    • together with captains of industry to realize the latent growthpotential of our economy.Your association, FICCI, should feel proud that you have atalented and a patriotic leader in Shri Raju Kanoria. I would liketo compliment Shri Kanoria, for having provided excellentleadership to FICCI over the last one year. He has done atremendous job, and has given valuable advice and support toour government from time to time. I have been heartened byhis unwavering support to our policy efforts.I would also like to note that FICCI is going to have its firstever Lady President when Smt Naina Lal Kidwai takes overafter this AGM. She has been an icon to many young ladies inour country and has been a role model for women to aspire toreach the top. I am sure she will steer the ship of FICCI well inthe coming year.For my part, I assure you that our government will do its bestto promote Indian enterprise and the well-being of all ourpeople, working classes and other segments of our society. Weare committed to a new social compact with industry as well aswith labour.
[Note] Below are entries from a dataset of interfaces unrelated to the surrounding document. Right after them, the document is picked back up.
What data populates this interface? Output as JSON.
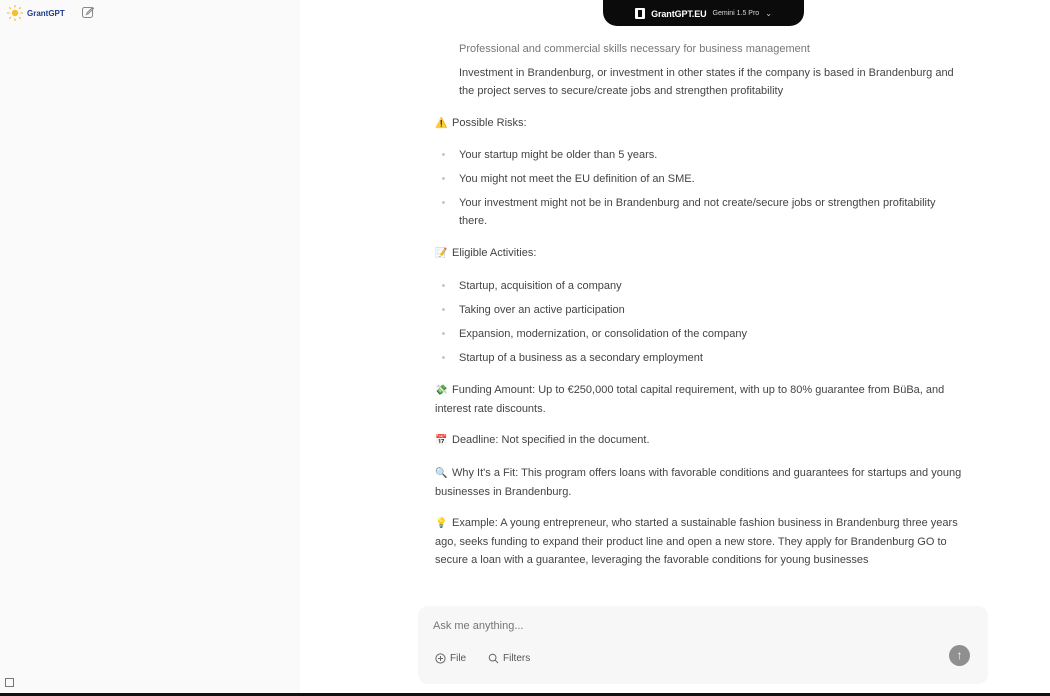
{
  "app": {
    "logo_text": "GrantGPT",
    "logo_icon": "sun-logo",
    "new_chat_icon": "edit-icon",
    "sidebar_toggle_icon": "sidebar-toggle-icon"
  },
  "model_selector": {
    "brand": "GrantGPT.EU",
    "model": "Gemini 1.5 Pro",
    "icon": "book-icon"
  },
  "message": {
    "requirements_tail": [
      "Professional and commercial skills necessary for business management",
      "Investment in Brandenburg, or investment in other states if the company is based in Brandenburg and the project serves to secure/create jobs and strengthen profitability"
    ],
    "risks": {
      "emoji": "⚠️",
      "title": "Possible Risks:",
      "items": [
        "Your startup might be older than 5 years.",
        "You might not meet the EU definition of an SME.",
        "Your investment might not be in Brandenburg and not create/secure jobs or strengthen profitability there."
      ]
    },
    "activities": {
      "emoji": "📝",
      "title": "Eligible Activities:",
      "items": [
        "Startup, acquisition of a company",
        "Taking over an active participation",
        "Expansion, modernization, or consolidation of the company",
        "Startup of a business as a secondary employment"
      ]
    },
    "funding": {
      "emoji": "💸",
      "text": "Funding Amount: Up to €250,000 total capital requirement, with up to 80% guarantee from BüBa, and interest rate discounts."
    },
    "deadline": {
      "emoji": "📅",
      "text": "Deadline: Not specified in the document."
    },
    "fit": {
      "emoji": "🔍",
      "text": "Why It's a Fit: This program offers loans with favorable conditions and guarantees for startups and young businesses in Brandenburg."
    },
    "example": {
      "emoji": "💡",
      "text": "Example: A young entrepreneur, who started a sustainable fashion business in Brandenburg three years ago, seeks funding to expand their product line and open a new store. They apply for Brandenburg GO to secure a loan with a guarantee, leveraging the favorable conditions for young businesses"
    }
  },
  "composer": {
    "placeholder": "Ask me anything...",
    "file_label": "File",
    "filters_label": "Filters",
    "send_icon": "arrow-up-icon"
  }
}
This is what our country expects and this is whatto which I commit our government to do.Let me therefore end by wishing you all a very prosperous andpurposeful New Year.